Pamela Ballantine gathered her cowboys together - Cois Beukes and Michael McKeever - to launch the Deep RiverRock Annual Summer barbeque with a Wild West theme. The barbeque will be held at the Waterfront Hall on Friday June 29 2007 from 7pm. Coca-Cola Bottlers (Ulster) Ltd. will donate proceeds to Marie Curie Cancer Care and also Caravan - the charity contributing towards the well-being of some 1,300 former grocery trade workers. Photography by Darren Kidd / www.Presseye.com

CANCER is the UK's biggest killer. Every year it claims the lives of more than 150,000 people, with a further one million living with the disease at any one time.

Established in 1948 - the same year as the NHS - Marie Curie Cancer Care is now one of the UK's largest charities.

Employing more than 2,700 nurses, doctors and other healthcare professionals, they provide care to around 25,000 people with cancer every year, along with support for their families.

They also, rarer for people with other life-limiting illnesses.

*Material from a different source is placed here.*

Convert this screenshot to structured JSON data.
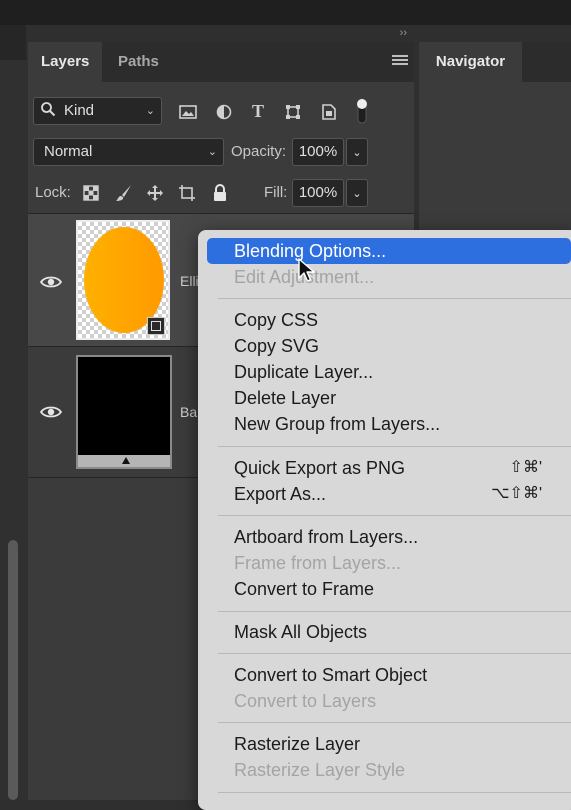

Their services are always free of charge to patients and their families, which means that in 2006-07, they will need to raise more than 100 million.

The charity is best known for its network of Marie Curie Nurses working in the community to provide end-of-life care for patients in their own homes. They have 10 hospices across England, Scotland, Wales and Northern Ireland, and two centres for palliative care research.

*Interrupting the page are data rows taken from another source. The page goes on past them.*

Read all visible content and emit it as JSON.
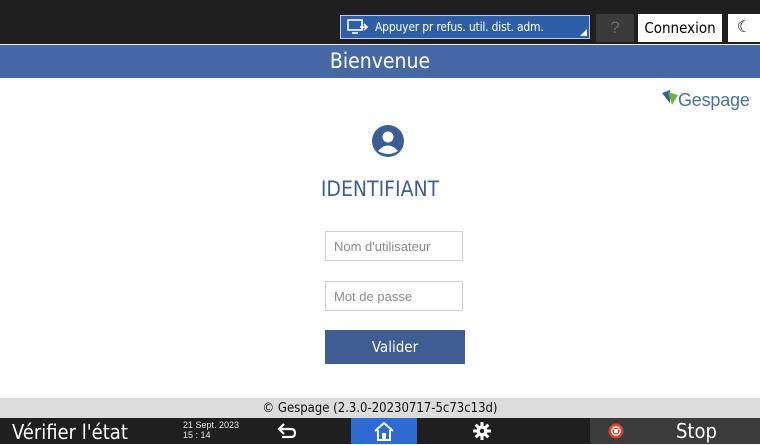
{
  "topbar": {
    "remote_label": "Appuyer pr refus. util. dist. adm.",
    "help_label": "?",
    "login_label": "Connexion",
    "night_label": "☾"
  },
  "header": {
    "title": "Bienvenue"
  },
  "logo": {
    "text": "Gespage"
  },
  "form": {
    "title": "IDENTIFIANT",
    "username_placeholder": "Nom d'utilisateur",
    "password_placeholder": "Mot de passe",
    "submit_label": "Valider"
  },
  "footer": {
    "copyright": "© Gespage (2.3.0-20230717-5c73c13d)"
  },
  "bottombar": {
    "status_label": "Vérifier l'état",
    "date": "21 Sept. 2023",
    "time": "15 : 14",
    "stop_label": "Stop"
  },
  "icons": {
    "remote": "remote-screen-icon",
    "user": "user-circle-icon",
    "back": "back-arrow-icon",
    "home": "home-icon",
    "settings": "gear-icon",
    "stop": "stop-icon",
    "night": "moon-icon"
  },
  "colors": {
    "header": "#4668a6",
    "accent_blue": "#2f6ad2",
    "button": "#3f5d93",
    "stop": "#e0402a"
  }
}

They also run the world-renowned Marie Curie Research Institute, which investigates the causes and treatments of cancer. For the past three years, Marie Curie Cancer Care has been campaigning for more patients to be able to make the choice to be cared for and die at home.

Their campaign Supporting the Choice to Die at Home continues to attract widespread support from cancer patients and their families, healthcare professionals and politicians from all parties.

Financially, around 70 per cent of the charity's income comes from the generous support of thousands of individuals, membership organisations and businesses, with the balance of funds coming from the NHS.

They also depend on an army-of volunteers to support their work in both care and fundraising.

The daffodil is the emblem of Marie Curie Cancer Care. Every March they run the Great Daffodil Appeal, with street collections and other fundraising events

Ulster Star
22/06/2007